■ The task ■
Only lines holding the word "days" are wanted from the records; copy all of them.

(Data about app and page elements)
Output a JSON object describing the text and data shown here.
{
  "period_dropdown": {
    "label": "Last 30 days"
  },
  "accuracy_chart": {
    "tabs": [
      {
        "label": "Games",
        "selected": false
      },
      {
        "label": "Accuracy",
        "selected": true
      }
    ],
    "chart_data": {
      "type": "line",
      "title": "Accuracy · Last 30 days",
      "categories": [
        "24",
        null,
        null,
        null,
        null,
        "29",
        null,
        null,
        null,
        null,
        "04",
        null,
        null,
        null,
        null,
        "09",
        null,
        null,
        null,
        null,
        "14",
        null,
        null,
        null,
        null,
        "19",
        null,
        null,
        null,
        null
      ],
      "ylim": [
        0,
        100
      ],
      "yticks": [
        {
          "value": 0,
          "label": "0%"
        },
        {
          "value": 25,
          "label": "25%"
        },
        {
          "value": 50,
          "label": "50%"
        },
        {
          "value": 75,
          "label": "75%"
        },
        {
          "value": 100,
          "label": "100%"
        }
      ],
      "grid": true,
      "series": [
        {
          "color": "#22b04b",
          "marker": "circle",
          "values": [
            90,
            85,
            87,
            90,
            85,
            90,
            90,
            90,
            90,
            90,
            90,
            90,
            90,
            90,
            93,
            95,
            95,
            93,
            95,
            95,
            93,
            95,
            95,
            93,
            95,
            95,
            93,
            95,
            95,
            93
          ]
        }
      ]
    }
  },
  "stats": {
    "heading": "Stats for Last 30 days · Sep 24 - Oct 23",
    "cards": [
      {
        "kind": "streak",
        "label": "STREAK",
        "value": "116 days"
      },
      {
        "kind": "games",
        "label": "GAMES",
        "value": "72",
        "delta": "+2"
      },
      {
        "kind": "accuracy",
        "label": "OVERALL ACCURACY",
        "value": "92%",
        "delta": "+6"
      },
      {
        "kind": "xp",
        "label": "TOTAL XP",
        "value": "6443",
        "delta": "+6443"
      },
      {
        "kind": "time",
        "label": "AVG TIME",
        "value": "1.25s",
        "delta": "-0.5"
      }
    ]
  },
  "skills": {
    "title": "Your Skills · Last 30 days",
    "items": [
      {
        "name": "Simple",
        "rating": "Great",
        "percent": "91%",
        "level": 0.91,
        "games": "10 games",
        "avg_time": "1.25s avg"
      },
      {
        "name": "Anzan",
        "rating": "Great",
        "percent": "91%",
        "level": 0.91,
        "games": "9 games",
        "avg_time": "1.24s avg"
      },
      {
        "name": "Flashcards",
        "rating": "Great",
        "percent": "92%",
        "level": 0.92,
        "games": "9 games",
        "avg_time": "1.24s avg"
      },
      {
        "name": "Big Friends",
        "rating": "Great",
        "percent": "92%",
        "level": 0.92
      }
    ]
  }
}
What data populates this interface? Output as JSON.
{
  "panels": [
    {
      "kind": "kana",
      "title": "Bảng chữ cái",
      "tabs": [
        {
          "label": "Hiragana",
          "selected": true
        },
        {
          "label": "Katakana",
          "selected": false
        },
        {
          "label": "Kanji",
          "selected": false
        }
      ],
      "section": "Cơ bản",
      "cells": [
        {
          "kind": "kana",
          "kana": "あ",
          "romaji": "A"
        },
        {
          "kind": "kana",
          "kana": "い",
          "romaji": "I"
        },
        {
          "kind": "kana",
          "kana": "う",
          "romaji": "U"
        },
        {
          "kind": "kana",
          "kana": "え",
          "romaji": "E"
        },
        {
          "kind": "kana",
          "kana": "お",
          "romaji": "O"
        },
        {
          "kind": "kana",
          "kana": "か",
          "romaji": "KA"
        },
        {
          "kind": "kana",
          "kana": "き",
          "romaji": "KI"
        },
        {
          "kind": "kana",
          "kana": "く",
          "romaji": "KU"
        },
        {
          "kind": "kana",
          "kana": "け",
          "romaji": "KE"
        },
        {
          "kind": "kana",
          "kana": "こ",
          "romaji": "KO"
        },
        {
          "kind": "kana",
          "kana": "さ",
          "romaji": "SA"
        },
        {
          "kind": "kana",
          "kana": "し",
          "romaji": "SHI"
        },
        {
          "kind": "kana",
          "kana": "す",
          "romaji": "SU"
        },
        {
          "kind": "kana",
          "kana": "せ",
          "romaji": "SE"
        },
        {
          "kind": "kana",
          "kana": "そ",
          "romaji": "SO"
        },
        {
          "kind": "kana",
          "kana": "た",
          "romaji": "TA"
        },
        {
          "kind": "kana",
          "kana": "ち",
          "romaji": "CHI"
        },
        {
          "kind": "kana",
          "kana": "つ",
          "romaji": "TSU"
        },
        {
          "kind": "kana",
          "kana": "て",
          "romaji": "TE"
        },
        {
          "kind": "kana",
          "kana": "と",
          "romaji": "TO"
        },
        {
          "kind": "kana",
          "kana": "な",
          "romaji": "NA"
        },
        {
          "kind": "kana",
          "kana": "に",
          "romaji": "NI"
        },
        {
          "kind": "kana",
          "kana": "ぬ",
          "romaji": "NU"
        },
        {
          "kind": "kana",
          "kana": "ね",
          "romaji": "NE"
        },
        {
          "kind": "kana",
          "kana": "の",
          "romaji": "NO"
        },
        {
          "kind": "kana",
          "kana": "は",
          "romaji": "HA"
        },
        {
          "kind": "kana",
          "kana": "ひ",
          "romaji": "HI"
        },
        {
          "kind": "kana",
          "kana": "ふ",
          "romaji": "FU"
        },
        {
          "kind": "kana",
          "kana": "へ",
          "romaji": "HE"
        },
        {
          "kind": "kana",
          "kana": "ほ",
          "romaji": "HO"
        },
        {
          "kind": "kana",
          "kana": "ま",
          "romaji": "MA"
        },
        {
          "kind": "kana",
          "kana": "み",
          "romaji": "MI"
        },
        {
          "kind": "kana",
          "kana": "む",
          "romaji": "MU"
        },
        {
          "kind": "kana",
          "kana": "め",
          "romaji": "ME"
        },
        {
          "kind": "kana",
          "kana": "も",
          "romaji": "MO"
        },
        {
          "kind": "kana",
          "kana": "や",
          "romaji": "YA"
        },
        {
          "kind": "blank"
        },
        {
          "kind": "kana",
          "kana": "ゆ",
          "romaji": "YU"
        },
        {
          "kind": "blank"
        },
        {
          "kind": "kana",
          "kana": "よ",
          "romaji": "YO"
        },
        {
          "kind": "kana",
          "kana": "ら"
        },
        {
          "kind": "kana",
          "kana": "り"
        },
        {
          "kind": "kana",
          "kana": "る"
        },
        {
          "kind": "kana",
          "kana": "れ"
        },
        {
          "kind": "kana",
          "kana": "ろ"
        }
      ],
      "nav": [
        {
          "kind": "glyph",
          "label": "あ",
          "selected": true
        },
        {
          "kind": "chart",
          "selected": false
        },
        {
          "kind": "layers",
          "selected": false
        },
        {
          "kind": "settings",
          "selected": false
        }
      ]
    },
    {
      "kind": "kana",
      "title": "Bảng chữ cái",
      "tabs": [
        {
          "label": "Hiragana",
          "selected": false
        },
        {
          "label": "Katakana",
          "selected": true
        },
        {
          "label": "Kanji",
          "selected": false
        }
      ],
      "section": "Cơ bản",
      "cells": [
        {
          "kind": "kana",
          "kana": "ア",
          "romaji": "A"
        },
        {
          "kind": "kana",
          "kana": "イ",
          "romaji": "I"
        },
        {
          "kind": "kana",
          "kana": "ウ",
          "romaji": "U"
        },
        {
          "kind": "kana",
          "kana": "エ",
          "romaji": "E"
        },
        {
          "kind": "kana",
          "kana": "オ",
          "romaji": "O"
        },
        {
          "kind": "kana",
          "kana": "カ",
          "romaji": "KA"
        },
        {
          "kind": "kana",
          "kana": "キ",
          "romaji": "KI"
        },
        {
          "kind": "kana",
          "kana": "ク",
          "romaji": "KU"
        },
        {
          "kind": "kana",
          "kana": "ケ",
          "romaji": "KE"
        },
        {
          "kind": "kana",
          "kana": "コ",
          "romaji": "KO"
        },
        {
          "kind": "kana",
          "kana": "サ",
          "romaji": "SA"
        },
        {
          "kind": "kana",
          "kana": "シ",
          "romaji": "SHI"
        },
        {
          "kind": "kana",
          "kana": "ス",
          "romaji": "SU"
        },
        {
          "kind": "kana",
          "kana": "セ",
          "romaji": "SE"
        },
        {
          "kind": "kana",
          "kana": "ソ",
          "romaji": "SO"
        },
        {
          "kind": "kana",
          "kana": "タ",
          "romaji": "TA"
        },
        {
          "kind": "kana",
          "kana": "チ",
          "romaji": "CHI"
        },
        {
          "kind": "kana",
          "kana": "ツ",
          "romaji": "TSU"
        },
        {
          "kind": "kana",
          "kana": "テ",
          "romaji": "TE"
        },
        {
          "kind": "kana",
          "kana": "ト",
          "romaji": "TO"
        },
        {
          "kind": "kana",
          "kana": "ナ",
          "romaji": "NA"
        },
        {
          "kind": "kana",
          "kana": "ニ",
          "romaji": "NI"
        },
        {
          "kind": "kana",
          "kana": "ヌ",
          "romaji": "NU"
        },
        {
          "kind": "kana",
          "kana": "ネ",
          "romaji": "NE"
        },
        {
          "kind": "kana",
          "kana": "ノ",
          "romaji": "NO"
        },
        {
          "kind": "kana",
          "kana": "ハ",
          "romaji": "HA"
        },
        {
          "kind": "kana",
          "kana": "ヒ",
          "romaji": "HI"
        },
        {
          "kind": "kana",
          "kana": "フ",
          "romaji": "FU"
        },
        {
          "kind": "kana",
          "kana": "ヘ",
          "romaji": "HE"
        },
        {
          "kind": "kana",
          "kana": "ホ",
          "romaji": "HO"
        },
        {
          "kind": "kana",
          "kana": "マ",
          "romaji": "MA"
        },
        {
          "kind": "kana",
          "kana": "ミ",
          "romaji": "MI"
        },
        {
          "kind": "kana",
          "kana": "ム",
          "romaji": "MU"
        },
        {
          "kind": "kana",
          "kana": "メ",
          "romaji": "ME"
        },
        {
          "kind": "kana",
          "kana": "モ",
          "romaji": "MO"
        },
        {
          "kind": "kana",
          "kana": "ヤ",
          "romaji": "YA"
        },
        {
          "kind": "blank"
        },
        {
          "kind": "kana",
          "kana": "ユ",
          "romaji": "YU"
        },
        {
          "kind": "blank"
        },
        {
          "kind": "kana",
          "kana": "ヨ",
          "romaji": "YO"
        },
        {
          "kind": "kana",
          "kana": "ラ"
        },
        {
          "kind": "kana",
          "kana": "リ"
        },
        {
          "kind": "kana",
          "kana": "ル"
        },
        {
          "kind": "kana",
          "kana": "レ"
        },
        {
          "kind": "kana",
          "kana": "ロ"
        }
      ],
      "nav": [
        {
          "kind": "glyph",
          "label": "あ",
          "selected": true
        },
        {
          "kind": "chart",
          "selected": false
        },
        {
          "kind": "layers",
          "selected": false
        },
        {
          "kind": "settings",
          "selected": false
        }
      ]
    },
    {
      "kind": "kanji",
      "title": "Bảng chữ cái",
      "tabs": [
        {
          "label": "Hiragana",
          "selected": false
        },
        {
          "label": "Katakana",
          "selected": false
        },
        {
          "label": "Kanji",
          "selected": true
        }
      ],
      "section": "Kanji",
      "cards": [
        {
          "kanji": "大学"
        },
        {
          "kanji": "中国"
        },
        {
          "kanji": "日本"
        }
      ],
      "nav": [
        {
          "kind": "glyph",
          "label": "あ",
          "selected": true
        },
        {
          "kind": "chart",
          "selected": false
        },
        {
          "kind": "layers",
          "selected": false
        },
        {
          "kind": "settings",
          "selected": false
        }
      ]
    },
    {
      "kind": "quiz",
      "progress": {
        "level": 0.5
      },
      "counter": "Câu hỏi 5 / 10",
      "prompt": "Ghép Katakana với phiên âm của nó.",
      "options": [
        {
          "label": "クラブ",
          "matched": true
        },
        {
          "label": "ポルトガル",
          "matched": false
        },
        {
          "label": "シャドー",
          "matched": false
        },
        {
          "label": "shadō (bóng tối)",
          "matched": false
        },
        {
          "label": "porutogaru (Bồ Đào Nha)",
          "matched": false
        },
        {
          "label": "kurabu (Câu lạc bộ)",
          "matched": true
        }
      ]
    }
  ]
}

■ Written response ■
    "label": "Last 30 days"
      "title": "Accuracy · Last 30 days",
    "heading": "Stats for Last 30 days · Sep 24 - Oct 23",
        "value": "116 days"
    "title": "Your Skills · Last 30 days",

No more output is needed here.